December 28, 2014
Homily for the Feast of the Holy Family
December 28, 2014
Many of you probably heard the story about Pope Francis consoling a young boy whose dog had died. According to the New York Times, the Pope declared that all pets go to heaven. It turns out that this was just an urban legend created by an over eager media, but it still raises a question that I would like to address today: do animals go to heaven?
Author C.S. Lewis observes that pets form a part of the diversity of our families. A family might consist of a mother, father, grandparents, brothers and sisters, and even a dog or a cat. Lewis states: “They are not interchangeable.” Each family member is a unique person. “The mother,” states Lewis, “is not simply a different person from her daughter; she is a different kind of person. Father and grandfather are almost as different as night and day. If you subtract any one member, you will not simply reduce the family in number, you inflict injury on the structure.” Lewis continues, “The family is a unity of unlikes.”
In the fight for equality, we need to remember a deeper truth. C.S. Lewis reminds us “we are not made for equality. We are made for worship.” To modern ears, this sounds rather blunt. “Worship” sounds like idolatry and “obedience” is something we expect of children and dogs. Let me try to explain what I mean.
The root meaning of “worship” is “worthiness”. It means admiring someone who is superior to me-and thanks be to God that such people exist. I am glad that there are guys with greater athletic ability then me. If there were not, the Patriots would be in trouble! When we watch a Pats game, we experience something akin to worship. Cheering on our team and wearing their insignia allows us to be the “12
th man”, to be lifted up and to lose ourselves for a moment.
We have natural desire to admire. There is one person we can always look up to without hesitation. We celebrated his birth just a few days ago.
We are also made for obedience. Not a blind, unthinking obedience. That is not what God wants. Rather, God calls us to work together. This obedience is the type of obedience God wants. Part of being obedient means obeying those who have legitimate authority over us. This does not mean that one who has authority over us has supreme authority-this belongs to God! Abraham and Sarah learned-in a rather blunt way- that their son Isaac did not belong to them, but to God. Still, God wanted Isaac to honor his parents; just as he wants all children to do. God wants a child to honor his mother and father by letting them know what he will be doing, where he will be, and with whom he will be out.
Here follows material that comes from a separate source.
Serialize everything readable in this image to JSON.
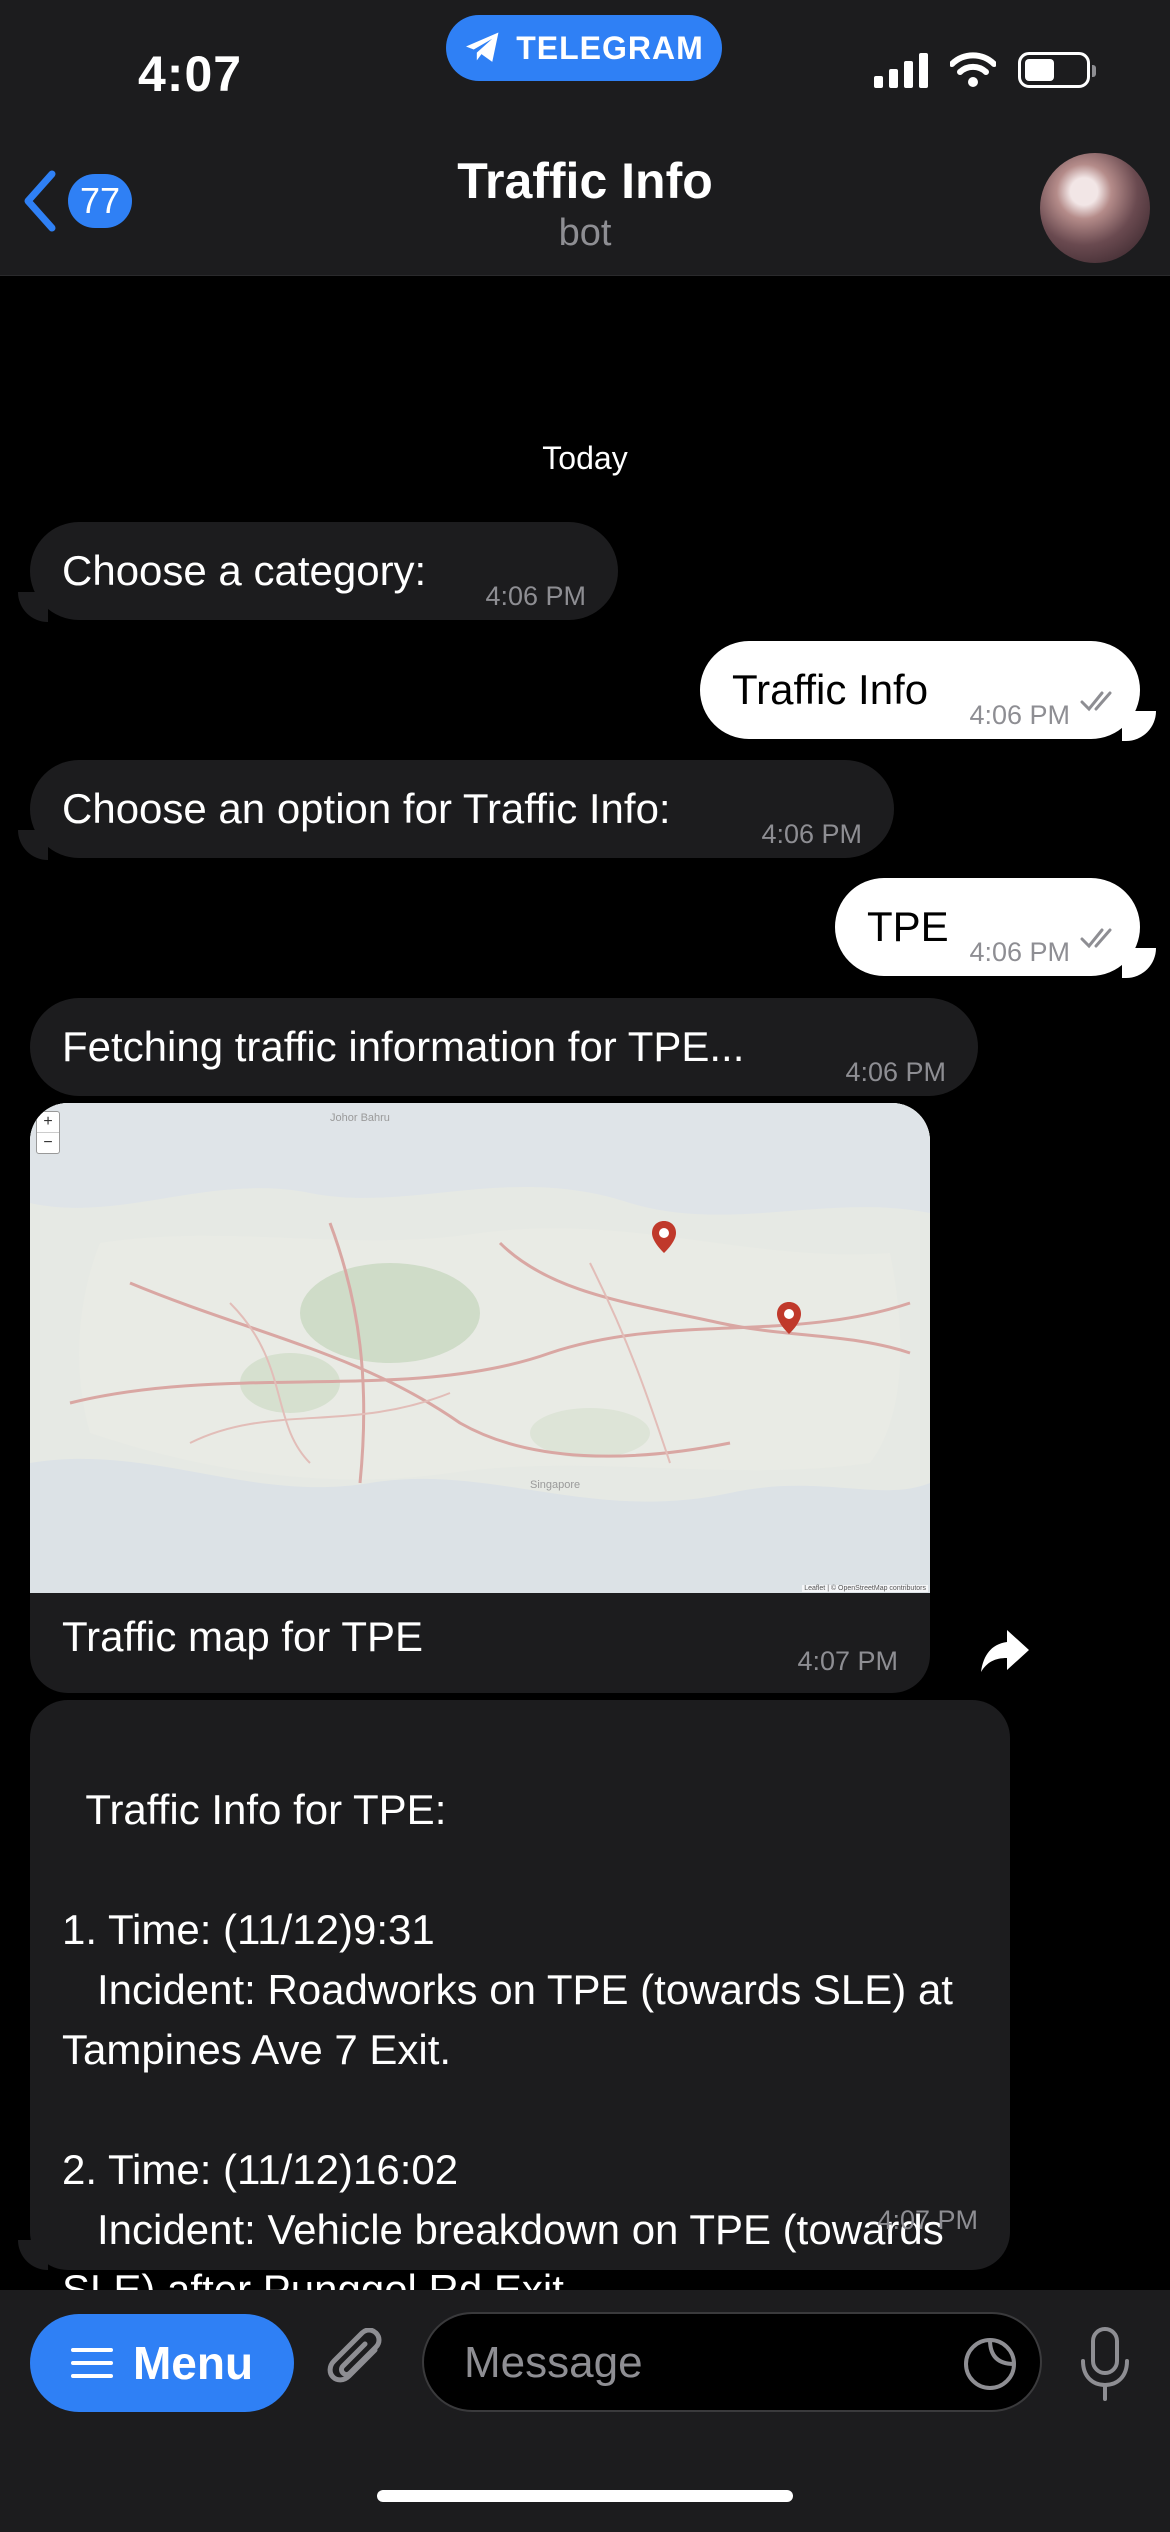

Communication is indeed at the heart of obedience.
We are made for worship and obedience. These two things lead to forming families. We need families with a mom, dad, and children. We need extended families, and we need our parish family. We should all want to be a part of the family that will endure-the Communion of Saints.
I return to my original question: will our pets be in heaven? The Church says nothing about this. The Bible is also silent. I would, however, be delighted to see my beloved childhood dog Roxie because she represented adoration and obedience-neither of which I deserved!
You and I are part of a family. Being part of a family means worship and obedience-that is, a healthy admiration for God and willingness to work together to serve Him. However, doing so without hesitation is hard because we are human and sinful, but it is my prayer that one day we will be in that family where we will worship and pray without hesitation in the great family of God!